• Work to be completed: Nothing but the pictures is dropped; write out all the remaining data below exactly.

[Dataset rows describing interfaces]
◇ ◇ ◇ ◇ ◇ ◇ ◇

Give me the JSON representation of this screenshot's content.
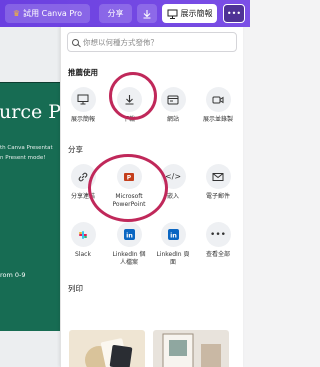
{
  "topbar": {
    "pro_label": "試用 Canva Pro",
    "share_label": "分享",
    "present_label": "展示簡報",
    "more_glyph": "•••"
  },
  "slide": {
    "title": "urce Po",
    "subtitle_line1": "th Canva Presentat",
    "subtitle_line2": "n Present mode!",
    "bottom_text": "rom 0-9"
  },
  "panel": {
    "search": {
      "placeholder": "你想以何種方式發佈？"
    },
    "sections": {
      "recommended": "推薦使用",
      "share": "分享",
      "print": "列印"
    },
    "recommended_items": [
      {
        "label": "展示簡報",
        "icon": "present-icon"
      },
      {
        "label": "下載",
        "icon": "download-icon"
      },
      {
        "label": "網站",
        "icon": "website-icon"
      },
      {
        "label": "展示並錄製",
        "icon": "record-icon"
      }
    ],
    "share_row1": [
      {
        "label": "分享連結",
        "icon": "link-icon"
      },
      {
        "label": "Microsoft PowerPoint",
        "icon": "powerpoint-icon"
      },
      {
        "label": "嵌入",
        "icon": "embed-icon"
      },
      {
        "label": "電子郵件",
        "icon": "email-icon"
      }
    ],
    "share_row2": [
      {
        "label": "Slack",
        "icon": "slack-icon"
      },
      {
        "label": "LinkedIn 個人檔案",
        "icon": "linkedin-icon"
      },
      {
        "label": "LinkedIn 頁面",
        "icon": "linkedin-icon"
      },
      {
        "label": "查看全部",
        "icon": "more-icon"
      }
    ]
  },
  "colors": {
    "topbar": "#6a3fe0",
    "slide": "#176c53",
    "highlight": "#c0285a"
  }
}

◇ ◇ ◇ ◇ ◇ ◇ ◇

• Task solution:
Give me the JSON representation of this screenshot's content.
{
  "topbar": {
    "pro_label": "試用 Canva Pro",
    "share_label": "分享",
    "present_label": "展示簡報",
    "more_glyph": "•••"
  },
  "slide": {
    "title": "urce Po",
    "subtitle_line1": "th Canva Presentat",
    "subtitle_line2": "n Present mode!",
    "bottom_text": "rom 0-9"
  },
  "panel": {
    "search": {
      "placeholder": "你想以何種方式發佈？"
    },
    "sections": {
      "recommended": "推薦使用",
      "share": "分享",
      "print": "列印"
    },
    "recommended_items": [
      {
        "label": "展示簡報",
        "icon": "present-icon"
      },
      {
        "label": "下載",
        "icon": "download-icon"
      },
      {
        "label": "網站",
        "icon": "website-icon"
      },
      {
        "label": "展示並錄製",
        "icon": "record-icon"
      }
    ],
    "share_row1": [
      {
        "label": "分享連結",
        "icon": "link-icon"
      },
      {
        "label": "Microsoft PowerPoint",
        "icon": "powerpoint-icon"
      },
      {
        "label": "嵌入",
        "icon": "embed-icon"
      },
      {
        "label": "電子郵件",
        "icon": "email-icon"
      }
    ],
    "share_row2": [
      {
        "label": "Slack",
        "icon": "slack-icon"
      },
      {
        "label": "LinkedIn 個人檔案",
        "icon": "linkedin-icon"
      },
      {
        "label": "LinkedIn 頁面",
        "icon": "linkedin-icon"
      },
      {
        "label": "查看全部",
        "icon": "more-icon"
      }
    ]
  },
  "colors": {
    "topbar": "#6a3fe0",
    "slide": "#176c53",
    "highlight": "#c0285a"
  }
}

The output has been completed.